## WORK REQUIRED
What lines below include the string "Nguyễn"? Pick them out and copy them.

=== Section Start ===

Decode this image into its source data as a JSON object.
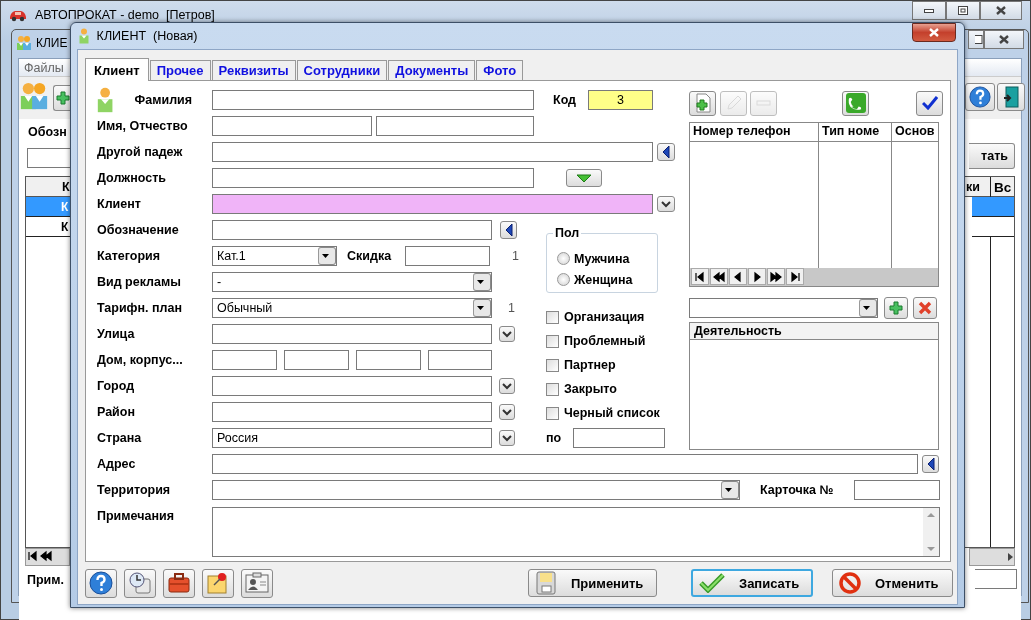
{
  "main_window": {
    "title": "АВТОПРОКАТ - demo  [Петров]"
  },
  "list_window": {
    "title": "КЛИЕ",
    "menu": [
      "Файлы"
    ],
    "filter_label": "Обозн",
    "button": "тать",
    "columns": [
      "К",
      "ки",
      "Вс"
    ],
    "rows": [
      {
        "cells": [
          "К"
        ],
        "selected": true
      },
      {
        "cells": [
          "К"
        ],
        "selected": false
      }
    ],
    "notes_label": "Прим."
  },
  "dialog": {
    "title": "КЛИЕНТ  (Новая)",
    "tabs": [
      {
        "label": "Клиент",
        "selected": true
      },
      {
        "label": "Прочее",
        "selected": false
      },
      {
        "label": "Реквизиты",
        "selected": false
      },
      {
        "label": "Сотрудники",
        "selected": false
      },
      {
        "label": "Документы",
        "selected": false
      },
      {
        "label": "Фото",
        "selected": false
      }
    ],
    "surname": {
      "label": "Фамилия"
    },
    "code": {
      "label": "Код",
      "value": "3",
      "readonly": true
    },
    "first_middle_name": {
      "label": "Имя, Отчество"
    },
    "other_case": {
      "label": "Другой падеж"
    },
    "position": {
      "label": "Должность"
    },
    "client": {
      "label": "Клиент",
      "focused": true
    },
    "designation": {
      "label": "Обозначение"
    },
    "category": {
      "label": "Категория",
      "value": "Кат.1"
    },
    "discount": {
      "label": "Скидка",
      "note": "1"
    },
    "advertising": {
      "label": "Вид рекламы",
      "value": "-"
    },
    "tariff": {
      "label": "Тарифн. план",
      "value": "Обычный",
      "note": "1"
    },
    "street": {
      "label": "Улица"
    },
    "house": {
      "label": "Дом, корпус..."
    },
    "city": {
      "label": "Город"
    },
    "district": {
      "label": "Район"
    },
    "country": {
      "label": "Страна",
      "value": "Россия"
    },
    "gender": {
      "title": "Пол",
      "options": [
        {
          "label": "Мужчина",
          "selected": false
        },
        {
          "label": "Женщина",
          "selected": false
        }
      ]
    },
    "flags": [
      {
        "label": "Организация",
        "checked": false
      },
      {
        "label": "Проблемный",
        "checked": false
      },
      {
        "label": "Партнер",
        "checked": false
      },
      {
        "label": "Закрыто",
        "checked": false
      },
      {
        "label": "Черный список",
        "checked": false
      }
    ],
    "until": {
      "label": "по"
    },
    "phone_toolbar": [
      {
        "kind": "add",
        "disabled": false
      },
      {
        "kind": "edit",
        "disabled": true
      },
      {
        "kind": "remove",
        "disabled": true
      },
      {
        "kind": "call",
        "disabled": false
      },
      {
        "kind": "confirm",
        "disabled": false
      }
    ],
    "phones": {
      "columns": [
        "Номер телефон",
        "Тип номе",
        "Основ"
      ]
    },
    "activity": {
      "header": "Деятельность"
    },
    "address": {
      "label": "Адрес"
    },
    "territory": {
      "label": "Территория"
    },
    "card_number": {
      "label": "Карточка №"
    },
    "notes": {
      "label": "Примечания"
    },
    "actions": [
      {
        "label": "Применить",
        "kind": "apply",
        "default": false
      },
      {
        "label": "Записать",
        "kind": "save",
        "default": true
      },
      {
        "label": "Отменить",
        "kind": "cancel",
        "default": false
      }
    ]
  }
}
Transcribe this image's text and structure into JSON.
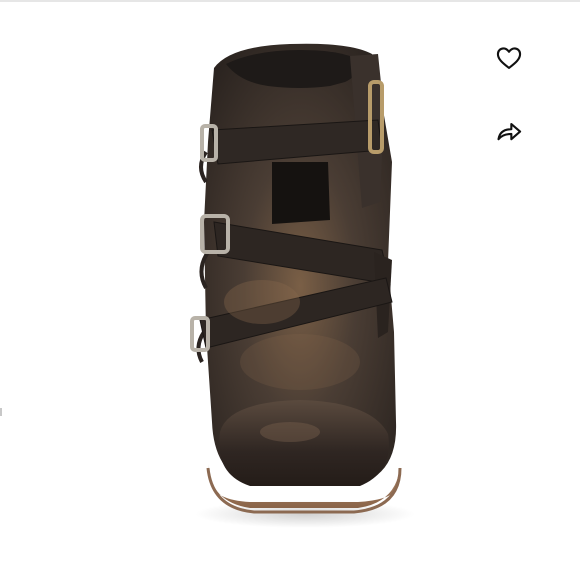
{
  "product_image": {
    "alt": "",
    "leather_color": "#3a302a",
    "highlight_color": "#8a6a4c",
    "sole_color": "#a0765a",
    "buckle_color": "#b8b2a8"
  },
  "actions": {
    "like_icon": "heart-outline-icon",
    "share_icon": "share-arrow-icon"
  }
}
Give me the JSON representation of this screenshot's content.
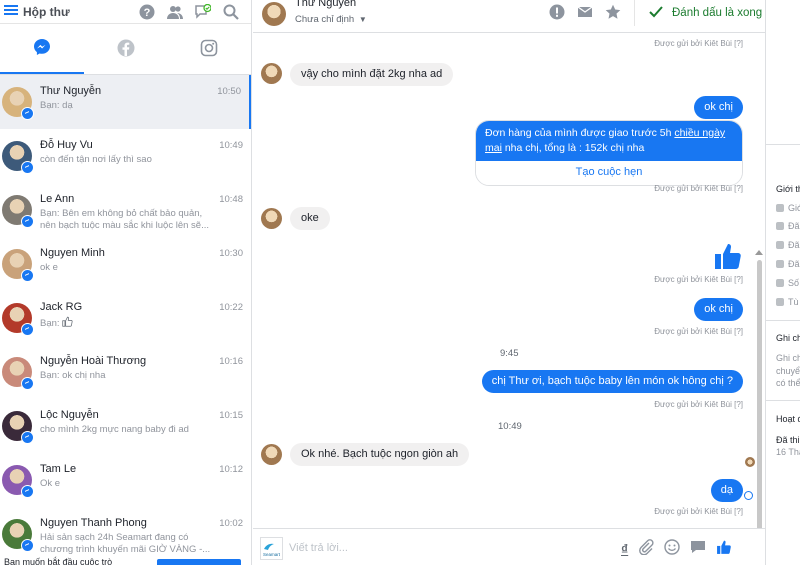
{
  "inbox": {
    "title": "Hộp thư",
    "icons": [
      "question-icon",
      "people-icon",
      "chat-check-icon",
      "search-icon"
    ],
    "channels": [
      "messenger-tab",
      "facebook-tab",
      "instagram-tab"
    ],
    "conversations": [
      {
        "name": "Thư Nguyễn",
        "snippet": "Bạn: dạ",
        "time": "10:50",
        "selected": true,
        "avatar_color": "#d7b37c"
      },
      {
        "name": "Đỗ Huy Vu",
        "snippet": "còn đến tận nơi lấy thì sao",
        "time": "10:49",
        "avatar_color": "#3d5a7a"
      },
      {
        "name": "Le Ann",
        "snippet": "Bạn: Bên em không bỏ chất bảo quản, nên bạch tuộc màu sắc khi luộc lên sẽ...",
        "time": "10:48",
        "avatar_color": "#7f7a72"
      },
      {
        "name": "Nguyen Minh",
        "snippet": "ok e",
        "time": "10:30",
        "avatar_color": "#c9a27a"
      },
      {
        "name": "Jack RG",
        "snippet": "Bạn:",
        "time": "10:22",
        "avatar_color": "#b33a2a"
      },
      {
        "name": "Nguyễn Hoài Thương",
        "snippet": "Bạn: ok chị nha",
        "time": "10:16",
        "avatar_color": "#c98a7a"
      },
      {
        "name": "Lộc Nguyễn",
        "snippet": "cho mình 2kg mực nang baby đi ad",
        "time": "10:15",
        "avatar_color": "#3a2a3a"
      },
      {
        "name": "Tam Le",
        "snippet": "Ok e",
        "time": "10:12",
        "avatar_color": "#8a5ab0"
      },
      {
        "name": "Nguyen Thanh Phong",
        "snippet": "Hải sản sạch 24h Seamart đang có chương trình khuyến mãi GIỜ VÀNG -...",
        "time": "10:02",
        "avatar_color": "#4a7a3a"
      }
    ],
    "footer_text": "Bạn muốn bắt đầu cuộc trò"
  },
  "chat": {
    "contact_name": "Thư Nguyễn",
    "assignee": "Chưa chỉ định",
    "done_label": "Đánh dấu là xong",
    "sent_by": "Được gửi bởi Kiêt Bùi [?]",
    "messages": {
      "m1": "vậy cho mình đặt 2kg nha ad",
      "m2": "ok chị",
      "card_pre": "Đơn hàng của mình được giao trước 5h ",
      "card_link": "chiều ngày mai",
      "card_post": " nha chị, tổng là : 152k chị nha",
      "card_button": "Tạo cuộc hẹn",
      "m3": "oke",
      "m4": "ok chị",
      "time1": "9:45",
      "m5": "chị Thư ơi, bạch tuộc baby lên món ok hông chị ?",
      "time2": "10:49",
      "m6": "Ok nhé. Bạch tuộc ngon giòn ah",
      "m7": "dạ"
    },
    "compose_placeholder": "Viết trả lời...",
    "page_logo": "Seamart"
  },
  "details": {
    "about": "Giới th",
    "rows": [
      "Giớ",
      "Đã",
      "Đã",
      "Đã",
      "Số",
      "Tù"
    ],
    "notes_title": "Ghi ch",
    "notes_text": [
      "Ghi ch",
      "chuyể",
      "có thể"
    ],
    "activity_title": "Hoạt đ",
    "activity_line1": "Đã thi",
    "activity_line2": "16 Tha"
  },
  "colors": {
    "accent": "#1877f2",
    "done": "#1c7c2f",
    "bubble_in": "#f1f0f0"
  }
}
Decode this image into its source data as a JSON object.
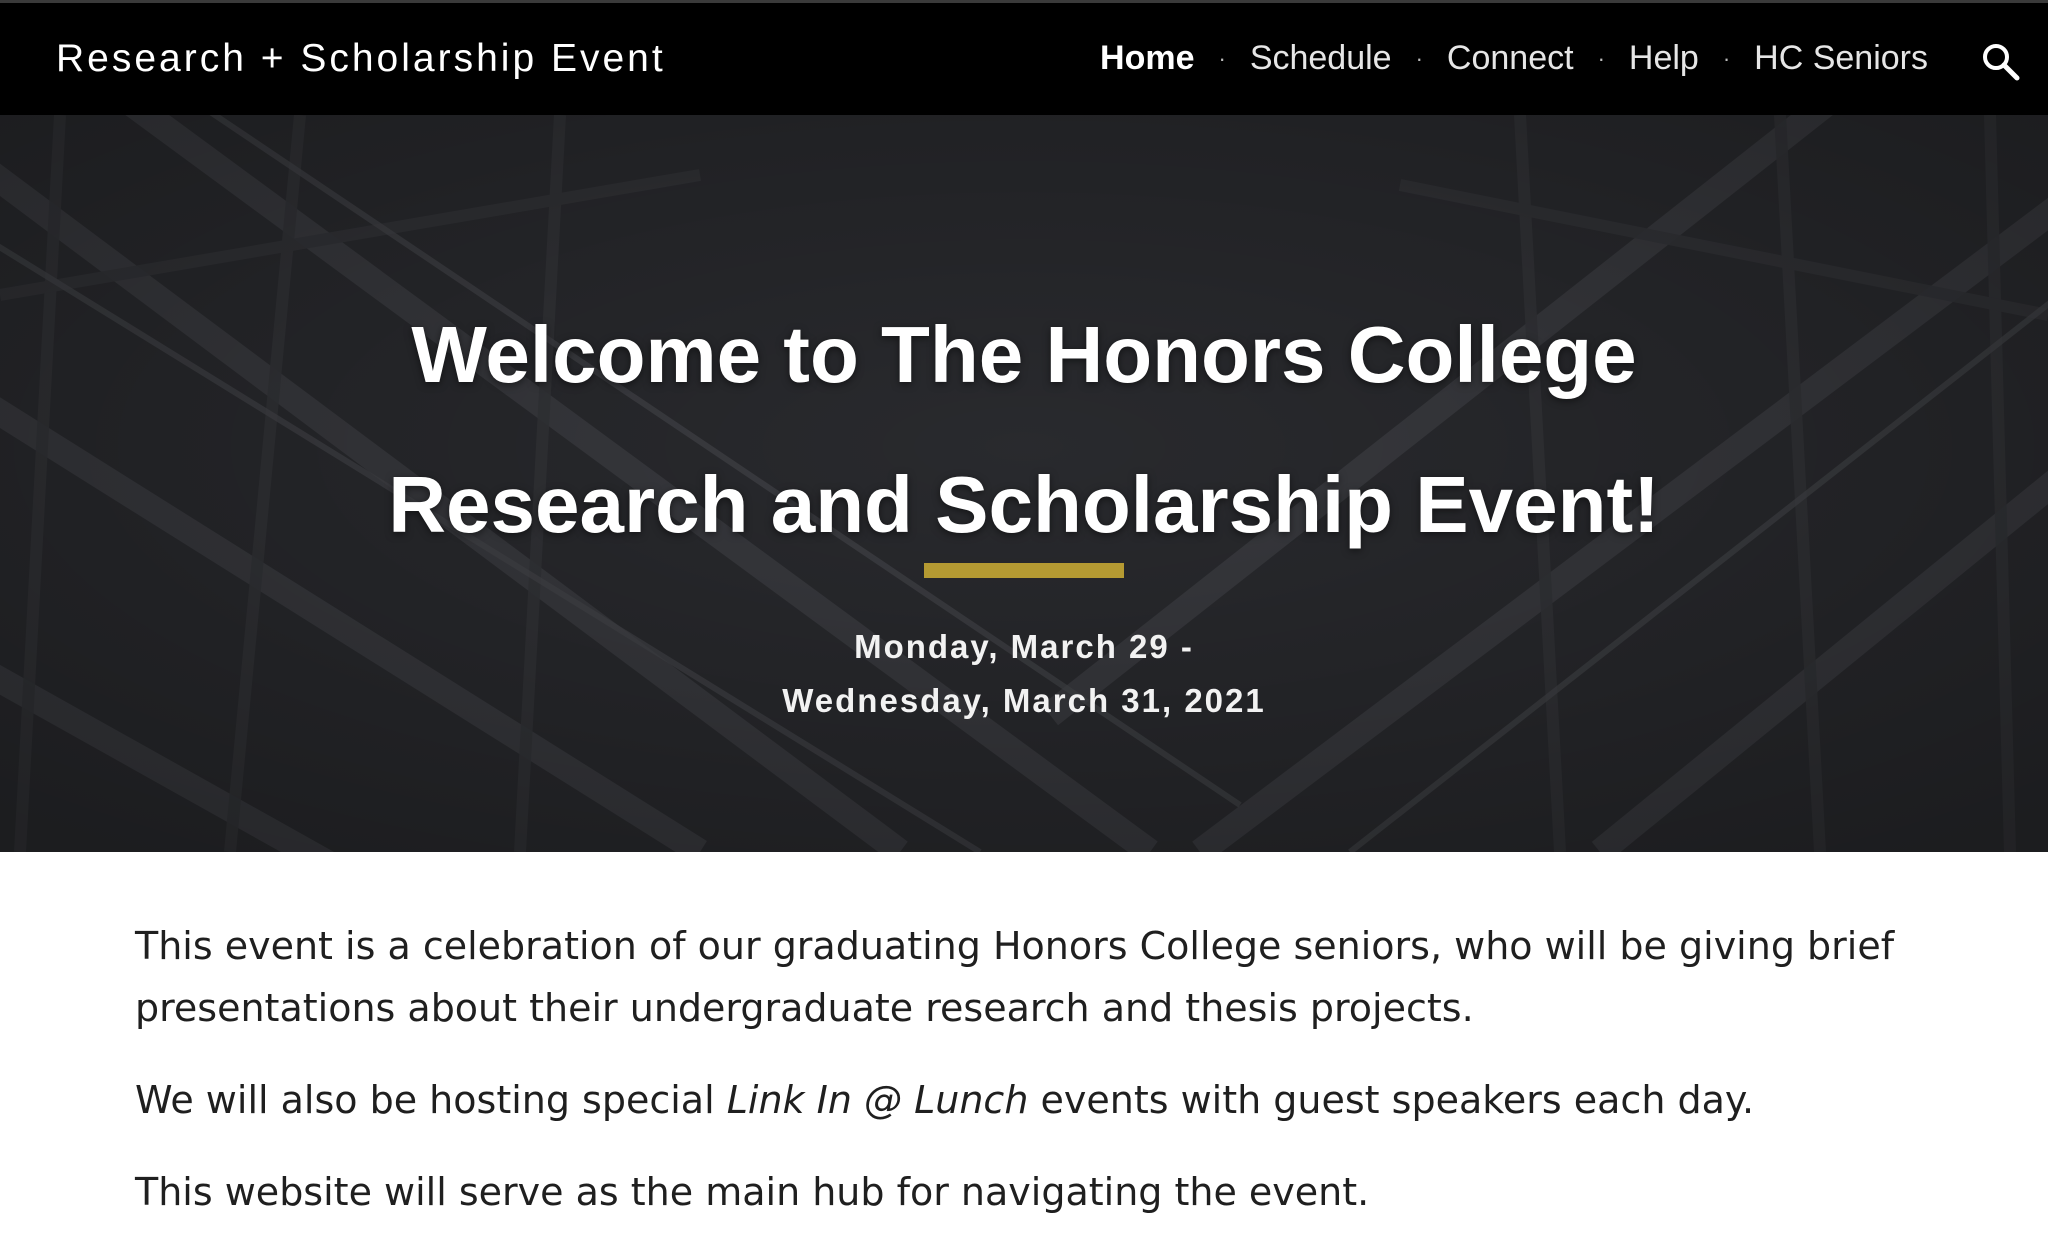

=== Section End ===

## SOLUTION BELOW
        "name": "Thư Nguyễn",
        "name": "Nguyễn Hoài Thương",
        "name": "Lộc Nguyễn",
    "contact_name": "Thư Nguyễn",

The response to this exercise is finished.